Exercise directions » Count the lines of the data that have the word "this", then report the number without anything else.

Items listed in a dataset
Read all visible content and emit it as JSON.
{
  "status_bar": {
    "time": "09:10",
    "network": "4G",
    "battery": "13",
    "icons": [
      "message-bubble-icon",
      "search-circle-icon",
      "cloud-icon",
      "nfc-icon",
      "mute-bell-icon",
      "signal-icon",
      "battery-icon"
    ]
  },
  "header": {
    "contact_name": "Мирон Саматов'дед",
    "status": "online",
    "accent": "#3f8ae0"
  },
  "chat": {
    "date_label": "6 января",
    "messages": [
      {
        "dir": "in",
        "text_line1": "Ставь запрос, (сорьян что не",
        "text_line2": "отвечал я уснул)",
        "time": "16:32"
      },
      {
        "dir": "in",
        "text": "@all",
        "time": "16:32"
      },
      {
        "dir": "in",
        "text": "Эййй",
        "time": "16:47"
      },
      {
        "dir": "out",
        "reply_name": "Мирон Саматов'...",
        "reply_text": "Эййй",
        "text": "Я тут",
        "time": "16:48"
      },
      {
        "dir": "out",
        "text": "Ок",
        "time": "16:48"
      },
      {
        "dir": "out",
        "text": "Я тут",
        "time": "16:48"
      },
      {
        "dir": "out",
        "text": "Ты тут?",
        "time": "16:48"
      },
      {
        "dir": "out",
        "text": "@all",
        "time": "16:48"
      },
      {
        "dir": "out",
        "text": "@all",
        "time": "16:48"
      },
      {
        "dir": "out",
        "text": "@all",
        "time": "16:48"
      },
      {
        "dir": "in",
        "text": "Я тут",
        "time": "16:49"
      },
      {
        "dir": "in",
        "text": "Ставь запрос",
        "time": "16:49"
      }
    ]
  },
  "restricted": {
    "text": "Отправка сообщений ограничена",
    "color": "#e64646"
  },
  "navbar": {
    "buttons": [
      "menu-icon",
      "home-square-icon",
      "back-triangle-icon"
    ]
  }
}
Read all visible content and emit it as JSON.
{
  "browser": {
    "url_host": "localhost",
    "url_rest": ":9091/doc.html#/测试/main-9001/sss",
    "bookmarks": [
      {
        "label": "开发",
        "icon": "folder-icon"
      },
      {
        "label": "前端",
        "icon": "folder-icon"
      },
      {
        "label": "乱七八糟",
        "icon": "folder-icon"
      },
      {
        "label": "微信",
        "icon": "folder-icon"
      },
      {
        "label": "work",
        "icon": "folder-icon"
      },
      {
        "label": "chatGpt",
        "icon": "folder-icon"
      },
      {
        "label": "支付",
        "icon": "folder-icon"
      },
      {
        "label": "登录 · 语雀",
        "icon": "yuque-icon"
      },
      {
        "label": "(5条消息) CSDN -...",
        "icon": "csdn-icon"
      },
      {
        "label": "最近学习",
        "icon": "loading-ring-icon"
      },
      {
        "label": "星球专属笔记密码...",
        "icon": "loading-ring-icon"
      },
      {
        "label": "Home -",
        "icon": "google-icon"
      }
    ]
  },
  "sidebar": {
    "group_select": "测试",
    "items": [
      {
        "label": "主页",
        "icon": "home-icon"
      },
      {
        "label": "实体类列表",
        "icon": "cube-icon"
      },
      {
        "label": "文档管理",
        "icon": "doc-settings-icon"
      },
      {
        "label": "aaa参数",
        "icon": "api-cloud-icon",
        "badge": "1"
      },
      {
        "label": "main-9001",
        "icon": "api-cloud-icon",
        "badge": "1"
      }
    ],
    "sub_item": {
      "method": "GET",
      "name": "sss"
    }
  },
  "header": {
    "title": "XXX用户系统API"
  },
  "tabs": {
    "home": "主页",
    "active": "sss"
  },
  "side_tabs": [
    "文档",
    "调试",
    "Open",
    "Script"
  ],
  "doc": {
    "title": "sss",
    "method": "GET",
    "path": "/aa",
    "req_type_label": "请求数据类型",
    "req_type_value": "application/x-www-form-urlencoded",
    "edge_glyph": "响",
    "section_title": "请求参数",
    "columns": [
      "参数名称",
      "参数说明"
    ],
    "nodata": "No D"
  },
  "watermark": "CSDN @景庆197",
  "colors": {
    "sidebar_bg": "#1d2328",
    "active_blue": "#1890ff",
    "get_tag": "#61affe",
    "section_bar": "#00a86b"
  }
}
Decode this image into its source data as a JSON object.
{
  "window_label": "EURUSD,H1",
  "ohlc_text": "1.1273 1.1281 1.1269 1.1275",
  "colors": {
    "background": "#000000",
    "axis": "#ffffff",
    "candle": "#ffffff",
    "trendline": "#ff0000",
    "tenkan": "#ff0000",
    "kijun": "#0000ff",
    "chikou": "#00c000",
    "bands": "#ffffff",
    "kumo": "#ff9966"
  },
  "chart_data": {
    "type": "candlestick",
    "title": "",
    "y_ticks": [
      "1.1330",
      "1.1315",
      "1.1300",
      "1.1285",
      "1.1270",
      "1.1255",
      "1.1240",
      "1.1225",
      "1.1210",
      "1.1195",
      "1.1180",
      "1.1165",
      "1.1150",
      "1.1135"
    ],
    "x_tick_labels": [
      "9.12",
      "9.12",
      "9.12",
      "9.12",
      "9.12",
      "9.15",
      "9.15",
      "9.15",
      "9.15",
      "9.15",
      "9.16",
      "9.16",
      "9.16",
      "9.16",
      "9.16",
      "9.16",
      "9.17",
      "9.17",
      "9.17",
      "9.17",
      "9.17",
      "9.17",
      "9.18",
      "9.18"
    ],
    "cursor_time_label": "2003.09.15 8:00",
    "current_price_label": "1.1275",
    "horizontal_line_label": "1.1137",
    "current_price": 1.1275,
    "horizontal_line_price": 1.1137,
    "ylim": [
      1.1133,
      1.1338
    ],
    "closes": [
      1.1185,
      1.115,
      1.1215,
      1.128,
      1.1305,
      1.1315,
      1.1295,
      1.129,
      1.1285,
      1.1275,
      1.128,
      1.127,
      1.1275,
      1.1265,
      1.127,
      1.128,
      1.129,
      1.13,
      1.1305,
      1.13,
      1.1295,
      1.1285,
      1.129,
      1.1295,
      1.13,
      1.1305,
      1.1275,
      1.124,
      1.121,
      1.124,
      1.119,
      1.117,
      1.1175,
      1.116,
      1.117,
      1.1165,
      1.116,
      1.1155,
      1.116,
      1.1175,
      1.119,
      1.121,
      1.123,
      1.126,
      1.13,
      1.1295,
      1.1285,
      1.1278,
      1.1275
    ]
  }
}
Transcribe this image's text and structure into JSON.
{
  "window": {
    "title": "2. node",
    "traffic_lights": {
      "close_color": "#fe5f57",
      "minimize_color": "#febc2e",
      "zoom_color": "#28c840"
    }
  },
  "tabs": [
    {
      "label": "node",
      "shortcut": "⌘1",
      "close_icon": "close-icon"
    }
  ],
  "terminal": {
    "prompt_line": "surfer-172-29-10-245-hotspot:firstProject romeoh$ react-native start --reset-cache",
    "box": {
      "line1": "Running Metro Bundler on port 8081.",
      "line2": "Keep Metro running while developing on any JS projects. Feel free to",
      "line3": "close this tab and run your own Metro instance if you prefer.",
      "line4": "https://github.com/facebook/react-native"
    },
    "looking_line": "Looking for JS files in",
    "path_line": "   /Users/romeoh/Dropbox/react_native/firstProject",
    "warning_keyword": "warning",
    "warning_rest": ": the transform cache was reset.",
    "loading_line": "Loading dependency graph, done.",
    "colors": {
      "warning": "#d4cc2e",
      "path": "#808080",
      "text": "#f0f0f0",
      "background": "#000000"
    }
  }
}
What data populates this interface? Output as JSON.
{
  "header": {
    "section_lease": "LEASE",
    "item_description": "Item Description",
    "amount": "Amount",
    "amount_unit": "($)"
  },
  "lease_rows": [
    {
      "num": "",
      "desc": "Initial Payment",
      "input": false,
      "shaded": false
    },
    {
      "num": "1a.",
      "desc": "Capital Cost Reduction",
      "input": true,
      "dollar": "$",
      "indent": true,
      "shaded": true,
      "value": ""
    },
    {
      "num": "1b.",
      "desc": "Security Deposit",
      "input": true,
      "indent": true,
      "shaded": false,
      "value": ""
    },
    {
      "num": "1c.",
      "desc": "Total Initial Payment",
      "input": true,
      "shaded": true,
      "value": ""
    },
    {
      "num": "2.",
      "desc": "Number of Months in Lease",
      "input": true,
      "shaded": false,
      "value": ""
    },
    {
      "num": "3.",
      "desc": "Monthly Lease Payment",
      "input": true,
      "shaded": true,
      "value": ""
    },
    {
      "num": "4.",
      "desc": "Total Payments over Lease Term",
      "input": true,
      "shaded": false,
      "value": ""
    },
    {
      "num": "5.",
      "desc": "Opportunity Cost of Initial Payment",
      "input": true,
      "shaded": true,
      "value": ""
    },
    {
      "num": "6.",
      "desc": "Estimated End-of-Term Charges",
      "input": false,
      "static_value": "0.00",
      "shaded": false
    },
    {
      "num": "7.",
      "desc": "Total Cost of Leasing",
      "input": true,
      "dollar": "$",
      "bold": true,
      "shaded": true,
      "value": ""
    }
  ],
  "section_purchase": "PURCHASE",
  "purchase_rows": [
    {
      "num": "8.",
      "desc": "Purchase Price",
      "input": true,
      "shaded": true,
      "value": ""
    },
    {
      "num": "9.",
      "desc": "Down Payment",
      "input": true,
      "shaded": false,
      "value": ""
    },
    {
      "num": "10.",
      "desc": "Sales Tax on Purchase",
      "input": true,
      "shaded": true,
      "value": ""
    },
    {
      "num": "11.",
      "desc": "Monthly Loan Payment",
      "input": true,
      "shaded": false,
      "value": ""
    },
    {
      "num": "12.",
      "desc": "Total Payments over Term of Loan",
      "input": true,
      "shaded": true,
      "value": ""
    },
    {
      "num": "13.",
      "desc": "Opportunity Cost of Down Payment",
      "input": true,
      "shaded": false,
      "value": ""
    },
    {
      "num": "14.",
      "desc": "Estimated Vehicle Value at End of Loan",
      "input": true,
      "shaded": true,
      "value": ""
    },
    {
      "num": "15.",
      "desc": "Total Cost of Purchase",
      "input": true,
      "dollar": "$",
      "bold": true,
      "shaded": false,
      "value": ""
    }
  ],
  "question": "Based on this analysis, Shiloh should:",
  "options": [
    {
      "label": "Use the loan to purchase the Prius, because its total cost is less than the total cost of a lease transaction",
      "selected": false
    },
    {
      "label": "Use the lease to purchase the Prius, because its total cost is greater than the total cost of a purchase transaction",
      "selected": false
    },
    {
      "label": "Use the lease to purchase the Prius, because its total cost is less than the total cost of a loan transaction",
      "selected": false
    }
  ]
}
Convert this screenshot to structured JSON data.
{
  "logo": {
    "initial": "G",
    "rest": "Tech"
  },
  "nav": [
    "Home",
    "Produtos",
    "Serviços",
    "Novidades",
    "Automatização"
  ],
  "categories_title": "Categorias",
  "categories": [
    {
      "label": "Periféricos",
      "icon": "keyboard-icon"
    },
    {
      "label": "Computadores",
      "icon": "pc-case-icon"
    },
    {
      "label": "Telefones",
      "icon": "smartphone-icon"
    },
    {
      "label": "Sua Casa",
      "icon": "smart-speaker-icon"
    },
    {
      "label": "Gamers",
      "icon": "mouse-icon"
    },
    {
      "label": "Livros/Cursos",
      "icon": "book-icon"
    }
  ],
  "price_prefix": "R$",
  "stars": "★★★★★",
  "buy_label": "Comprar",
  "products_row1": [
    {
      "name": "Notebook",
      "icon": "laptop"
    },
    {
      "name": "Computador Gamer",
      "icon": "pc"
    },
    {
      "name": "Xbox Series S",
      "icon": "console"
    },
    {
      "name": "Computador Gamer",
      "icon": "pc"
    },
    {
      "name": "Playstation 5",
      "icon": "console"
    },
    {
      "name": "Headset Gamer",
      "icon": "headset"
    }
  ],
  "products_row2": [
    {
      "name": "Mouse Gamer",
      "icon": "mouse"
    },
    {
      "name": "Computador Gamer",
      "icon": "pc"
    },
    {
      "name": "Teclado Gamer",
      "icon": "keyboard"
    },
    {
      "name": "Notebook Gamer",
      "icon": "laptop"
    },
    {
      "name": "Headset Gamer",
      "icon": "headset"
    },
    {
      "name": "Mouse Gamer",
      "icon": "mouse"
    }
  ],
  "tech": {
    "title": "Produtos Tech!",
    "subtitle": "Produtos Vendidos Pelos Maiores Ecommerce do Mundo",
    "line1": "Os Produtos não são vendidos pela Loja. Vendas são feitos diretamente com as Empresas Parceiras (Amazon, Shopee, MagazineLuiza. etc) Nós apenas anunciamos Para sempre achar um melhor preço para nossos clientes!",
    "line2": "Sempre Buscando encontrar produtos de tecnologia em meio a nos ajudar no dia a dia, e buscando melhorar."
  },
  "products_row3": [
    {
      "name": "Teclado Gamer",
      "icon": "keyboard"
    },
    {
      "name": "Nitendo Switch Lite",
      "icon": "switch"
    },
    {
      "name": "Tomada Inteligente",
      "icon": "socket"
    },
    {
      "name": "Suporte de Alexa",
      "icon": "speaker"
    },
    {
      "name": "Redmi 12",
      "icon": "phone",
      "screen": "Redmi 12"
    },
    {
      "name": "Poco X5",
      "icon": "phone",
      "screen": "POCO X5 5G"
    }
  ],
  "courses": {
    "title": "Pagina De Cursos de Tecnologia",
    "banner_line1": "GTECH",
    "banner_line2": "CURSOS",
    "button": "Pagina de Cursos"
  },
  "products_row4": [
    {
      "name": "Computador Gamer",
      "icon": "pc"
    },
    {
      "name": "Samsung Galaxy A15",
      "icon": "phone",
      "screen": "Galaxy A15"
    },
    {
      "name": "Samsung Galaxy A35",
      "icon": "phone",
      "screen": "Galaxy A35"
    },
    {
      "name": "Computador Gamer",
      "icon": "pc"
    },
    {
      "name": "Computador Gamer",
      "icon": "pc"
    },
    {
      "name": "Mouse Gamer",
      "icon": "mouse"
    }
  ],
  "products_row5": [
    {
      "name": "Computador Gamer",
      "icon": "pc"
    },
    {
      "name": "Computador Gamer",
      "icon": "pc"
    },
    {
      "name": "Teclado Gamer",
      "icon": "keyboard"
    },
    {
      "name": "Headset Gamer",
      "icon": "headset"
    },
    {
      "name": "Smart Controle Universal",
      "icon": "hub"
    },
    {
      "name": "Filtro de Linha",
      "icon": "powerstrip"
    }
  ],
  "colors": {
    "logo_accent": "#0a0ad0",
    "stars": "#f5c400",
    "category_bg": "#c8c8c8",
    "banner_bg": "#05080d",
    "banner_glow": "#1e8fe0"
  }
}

Answer space » 6